A newly developed factor analysis, origin-shifted factor analysis, was compared with a normal factor analysis to analyze the spectral changes of English speech. Our first aim was to investigate whether these analyses would cause differences in the factor loadings and the extracted spectral-factor scores. The methods mainly differed in whether to use cepstral liftering and an origin shift. The results showed that three spectral factors were obtained in four main frequency bands, but neither the cepstral liftering nor the origin shift distorted the essential characteristics of the factors. This confirms that the origin-shifted factor analysis is more recommendable for future speech analyses, since it would reduce the generation of noise in resynthesized speech. Our second aim was to further identify acoustic correlates of English phonemes. Our data show for the first time that the distribution of obstruents in English speech constitutes an L-shape related to two spectral factors on the three-dimensional configuration.
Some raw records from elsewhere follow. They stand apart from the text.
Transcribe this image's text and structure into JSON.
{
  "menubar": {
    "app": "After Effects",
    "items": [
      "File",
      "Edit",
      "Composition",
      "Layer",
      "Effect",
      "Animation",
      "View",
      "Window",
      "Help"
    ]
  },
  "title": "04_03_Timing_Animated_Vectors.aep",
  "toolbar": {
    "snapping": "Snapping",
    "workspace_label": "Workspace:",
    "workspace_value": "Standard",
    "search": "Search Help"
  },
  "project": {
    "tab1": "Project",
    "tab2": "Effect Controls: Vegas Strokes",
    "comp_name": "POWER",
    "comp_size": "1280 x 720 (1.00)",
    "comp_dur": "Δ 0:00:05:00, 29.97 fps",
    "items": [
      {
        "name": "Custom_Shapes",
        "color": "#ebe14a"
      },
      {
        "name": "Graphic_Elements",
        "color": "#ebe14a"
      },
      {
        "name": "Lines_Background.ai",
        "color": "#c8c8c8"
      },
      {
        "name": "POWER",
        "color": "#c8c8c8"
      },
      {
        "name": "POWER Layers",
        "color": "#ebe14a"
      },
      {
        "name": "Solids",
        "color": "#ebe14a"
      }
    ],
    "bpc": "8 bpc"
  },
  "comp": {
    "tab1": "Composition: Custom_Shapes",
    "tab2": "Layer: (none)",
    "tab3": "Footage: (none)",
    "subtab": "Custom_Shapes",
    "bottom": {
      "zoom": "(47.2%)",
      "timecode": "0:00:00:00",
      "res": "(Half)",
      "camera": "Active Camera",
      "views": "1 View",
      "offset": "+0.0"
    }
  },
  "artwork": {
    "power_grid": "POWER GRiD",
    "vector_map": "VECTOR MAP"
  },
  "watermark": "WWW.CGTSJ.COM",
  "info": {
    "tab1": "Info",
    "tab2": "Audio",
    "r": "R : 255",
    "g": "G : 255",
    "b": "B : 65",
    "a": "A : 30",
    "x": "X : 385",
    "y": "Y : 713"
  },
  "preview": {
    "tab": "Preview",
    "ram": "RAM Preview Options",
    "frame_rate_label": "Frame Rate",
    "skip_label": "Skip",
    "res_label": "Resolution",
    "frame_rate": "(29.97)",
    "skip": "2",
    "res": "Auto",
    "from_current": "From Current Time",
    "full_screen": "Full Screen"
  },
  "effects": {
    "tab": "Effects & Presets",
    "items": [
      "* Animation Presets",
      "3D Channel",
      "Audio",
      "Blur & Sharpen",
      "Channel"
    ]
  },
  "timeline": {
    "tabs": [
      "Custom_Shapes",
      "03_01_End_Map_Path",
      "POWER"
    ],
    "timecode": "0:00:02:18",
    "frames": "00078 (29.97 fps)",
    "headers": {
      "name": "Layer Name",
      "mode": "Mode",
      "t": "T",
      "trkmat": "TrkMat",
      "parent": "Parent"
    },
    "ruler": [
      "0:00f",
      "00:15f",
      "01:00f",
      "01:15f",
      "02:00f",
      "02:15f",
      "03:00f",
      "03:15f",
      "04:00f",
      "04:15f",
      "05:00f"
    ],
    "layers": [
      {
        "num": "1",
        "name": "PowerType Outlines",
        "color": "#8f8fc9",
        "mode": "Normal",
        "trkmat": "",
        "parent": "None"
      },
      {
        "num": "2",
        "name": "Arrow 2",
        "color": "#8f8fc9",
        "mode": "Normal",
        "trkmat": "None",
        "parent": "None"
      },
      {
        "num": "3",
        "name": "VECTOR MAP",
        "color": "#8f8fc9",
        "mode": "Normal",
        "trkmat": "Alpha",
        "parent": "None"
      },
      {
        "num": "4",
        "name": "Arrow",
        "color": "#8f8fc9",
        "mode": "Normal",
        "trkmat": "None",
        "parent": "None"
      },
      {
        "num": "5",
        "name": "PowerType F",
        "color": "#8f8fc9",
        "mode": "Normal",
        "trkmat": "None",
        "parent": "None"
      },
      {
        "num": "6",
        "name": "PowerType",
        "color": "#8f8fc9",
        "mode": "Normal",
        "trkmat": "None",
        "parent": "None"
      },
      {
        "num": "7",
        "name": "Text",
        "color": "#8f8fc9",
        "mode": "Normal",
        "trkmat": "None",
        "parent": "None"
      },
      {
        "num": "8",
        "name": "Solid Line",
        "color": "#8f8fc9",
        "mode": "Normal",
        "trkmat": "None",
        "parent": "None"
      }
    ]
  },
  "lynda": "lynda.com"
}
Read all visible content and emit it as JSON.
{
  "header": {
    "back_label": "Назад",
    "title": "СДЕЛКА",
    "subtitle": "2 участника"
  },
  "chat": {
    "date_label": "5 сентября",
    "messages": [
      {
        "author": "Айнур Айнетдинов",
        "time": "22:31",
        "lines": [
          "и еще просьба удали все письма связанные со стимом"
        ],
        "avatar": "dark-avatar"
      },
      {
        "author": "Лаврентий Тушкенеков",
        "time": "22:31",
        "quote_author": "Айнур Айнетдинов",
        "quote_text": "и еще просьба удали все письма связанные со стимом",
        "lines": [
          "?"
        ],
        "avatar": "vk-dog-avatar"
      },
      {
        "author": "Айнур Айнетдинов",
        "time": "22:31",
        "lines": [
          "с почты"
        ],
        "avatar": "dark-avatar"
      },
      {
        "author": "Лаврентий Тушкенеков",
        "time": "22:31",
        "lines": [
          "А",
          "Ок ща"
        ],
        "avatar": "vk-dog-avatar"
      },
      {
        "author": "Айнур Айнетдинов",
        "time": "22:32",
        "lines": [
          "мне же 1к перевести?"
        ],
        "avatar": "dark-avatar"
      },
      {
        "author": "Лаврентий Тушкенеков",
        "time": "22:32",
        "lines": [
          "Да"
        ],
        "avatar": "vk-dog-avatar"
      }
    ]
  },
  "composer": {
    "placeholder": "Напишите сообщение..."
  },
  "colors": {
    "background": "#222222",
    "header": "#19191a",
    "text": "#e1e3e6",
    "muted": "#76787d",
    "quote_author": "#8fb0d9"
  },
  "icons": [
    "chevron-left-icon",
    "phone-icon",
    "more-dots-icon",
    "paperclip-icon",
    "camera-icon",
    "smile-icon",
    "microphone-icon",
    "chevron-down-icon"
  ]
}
One factor had center loadings around 4100 Hz, while the other was bimodal with peaks around 300 Hz and 2300 Hz. This new finding validates the use of multivariate analyses to connect English phonology and speech acoustics.
All Science Journal Classification (ASJC) codes
- Linguistics and Language
- Acoustics and Ultrasonics
- Statistics and Probability